PL: Yeah, I think when Steve actually joined the band it was quite late, the actual recordings were underway, so he is a very gifted songwriter and, you know, at that point the songs were already picked we had 22 and whittled them down to 14. So there was not any scope for Steve to actually write at that point, so that is still an unexplored venture for Eden’s Curse, one I am very excited about because he is such a great writer, as I mentioned and it will be interesting to see where that leads to. We have all known Steve for years he is a good friend of the band, for us it was a very natural process to go to Steve, he had just split up from Powerquest and was scratching his head about his next musical manoeuvre too, so for both of us it could not have worked out better.
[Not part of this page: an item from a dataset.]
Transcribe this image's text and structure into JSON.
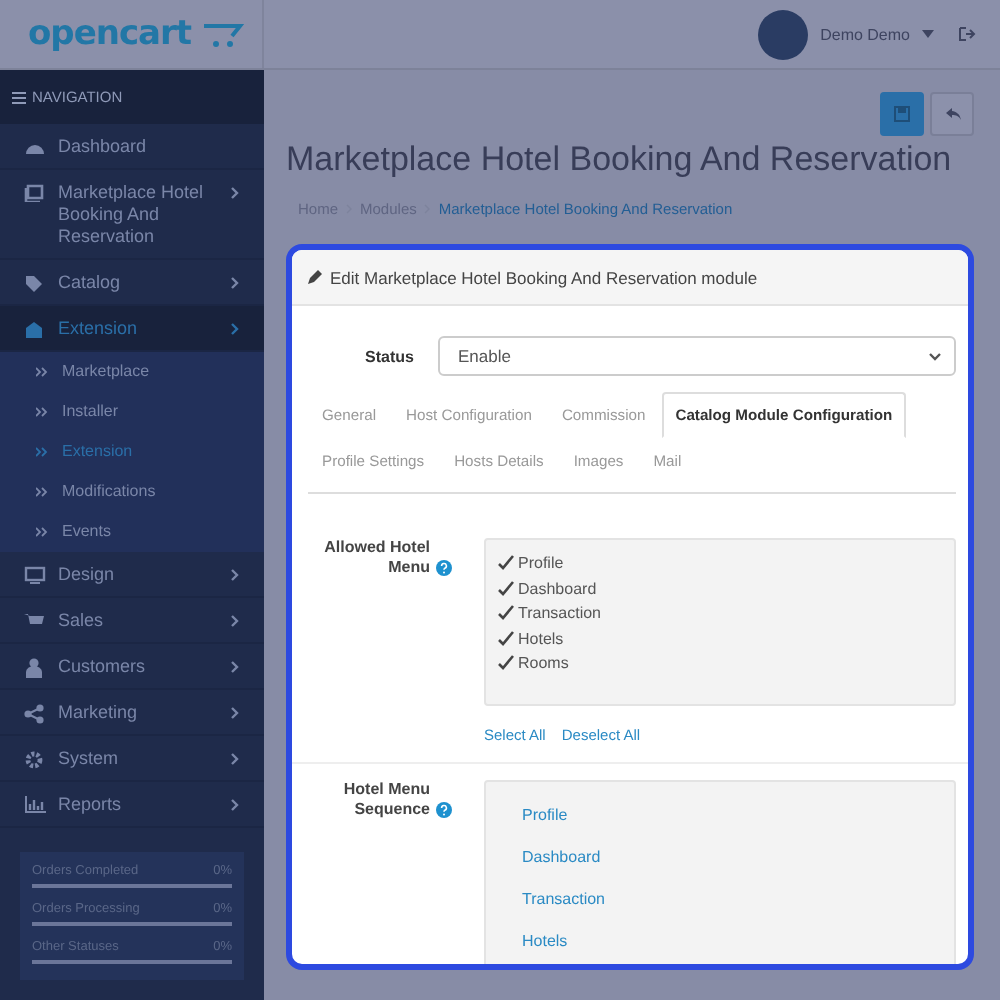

Of course he comes from a power metal kind of background but I hear also touches of Mark Stanway from Magnum or maybe someone like Geoff Downes from Asia in his playing as well and of course it really does add a different texture and element. I think Ferdy Doernberg was more of a traditional blues based player, Alessandro Del Vecchio was a very classic rock player and Steve brings a completely different side of the keyboards which is quite electronic, quite modern and I think it is great, it is real nice to get that mix, he can jump in between the styles that the other two guys do and some of his soloing is really top dollar. So I totally agree with you, it really added a new element to it, it is very fresh, it is very modern and exciting and it will be interesting to see what he comes up with when we are writing from scratch.
RM: So what happened to Alessandro Del Vecchio, did he lose interest in Eden’s Curse or was he simply to busy with other projects to put time into the band, why did he leave?
PL: Yeah actually it was the latter. In fact his departing the band was the one true success story because he has pretty much become Frontiers Records in-house producer now, so when he was doing the Fergie Frederiksen record it was at the time when we were just in the middle of writing the new Eden’s Curse album and he was so busy with all these productions he never got a chance to submit material and I know that he wanted to have some kind of co-writing sessions with the pair of us and some of the other guys as well and really Alessandro just ran out of time. At that point him and Fergie travelled up to Nepal’s to meet Serafino and the team at Frontiers and Al was telling me when he came back that Serafino had a diary that showed the next 12 albums that he was going to be doing over a 2 year period. So he at that point pretty much said “You guys deserve to have somebody who’s complete focus is on Eden’s Curse and unfortunately I cannot do that, this is my job and it has always been a dream of mine to work with all these artist”, so I think in all honesty we saw it coming and we were so delighted for him because he is a lovely guy, super talented musician and he deserves all the success that is coming his way.
RM: Again, congratulations on the release of the new record Symphony Of Sin. On behalf of everyone at Full Throttle Rock I would like to wish you all the best and continued success for the future.
PL: Thank you very much Rock Man, we really appreciate your support, you have supported the band for a long time and we are forever in your debt.
Eden’s Curse – Symphony Of Sin is available through AFM Records.